In terms of the sectoral focus of R&D funding in the Asian region, a contrasting picture emerged. Japan and NICs directed their science funding to high technologies, capital, exports of engineering goods, advanced materials, modern biology, and basic research in information and communication technologies. In the 1990s, Japan, South Korea, and Singapore registered greater proportions of private sector funding than even Germany and the USA. Japan’s R&D expenditures have increased eightfold over the 20 year period from 1971 to 1993, which is the highest rate of increase among the industrially developed nations.
At the other extreme are the Southern Asian countries, including China, India, Pakistan, Bangladesh, Nepal, Myanmar, and Sri Lanka, where R&D funding related to agriculture and to the manufacturing sector assumed equal importance, as over 60 percent of their populations was dependent on agriculture. Another revealing feature about countries such as China, India, and Pakistan was the importance given to military and strategic R&D, which consumed 45 to 55 percent of the total R&D budget.

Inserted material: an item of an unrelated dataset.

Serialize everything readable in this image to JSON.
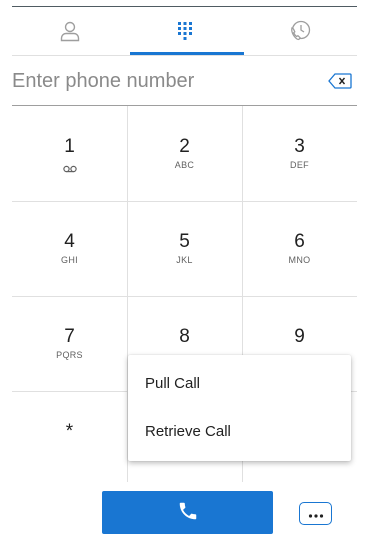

In most of the South East Asian countries, the contribution of agriculture to the GDP witnessed a considerable decline in contrast to Southern Asian countries. In terms of sectoral contribution to the GDP, none of the South East Asian countries ac- counted for more than 26 percent (the ﬁgure for Vietnam) for agriculture in 1998. The manufacturing and service sectors witnessed unprecedented growth rates between 1980 and 1998. Though these countries spend no more than 0.5 percent of GDP on R&D, the thrust of science funding is directed to manufacturing, industrial, and service-related activities. Agricultural research consumes only 5–10 percent of the total R&D funding, much less than in the Southern Asian countries.
- Arrow K 1962 Economic welfare and the allocation of resources for invention. In: Nelson R (ed.) The Rate and Direction of Inventive Activities. Princeton University Press, Princeton, NJ, pp. 609–25

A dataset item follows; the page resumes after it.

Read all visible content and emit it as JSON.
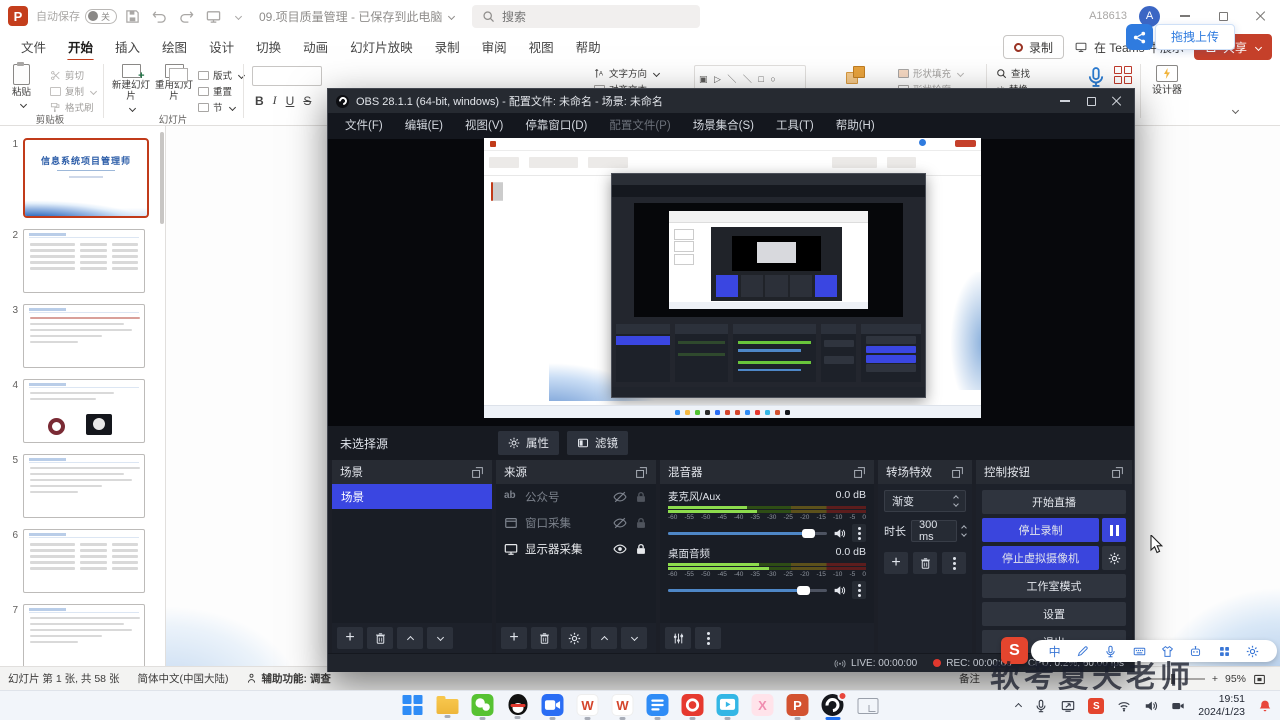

- Pavitt K 1991 What makes basic research economically useful. Research Policy 20, pp. 109–19
- Pavitt K 1998 The social shaping of the national science base. Research Policy 27, pp. 793–805
- Rosenberg N 1991 Critical issues in science policy research. Science and Public Policy 18, pp. 335–46
- UNESCO 1998 World Science Report. Paris
- World Development Report 1998/1999
- World Development Report 1999/2000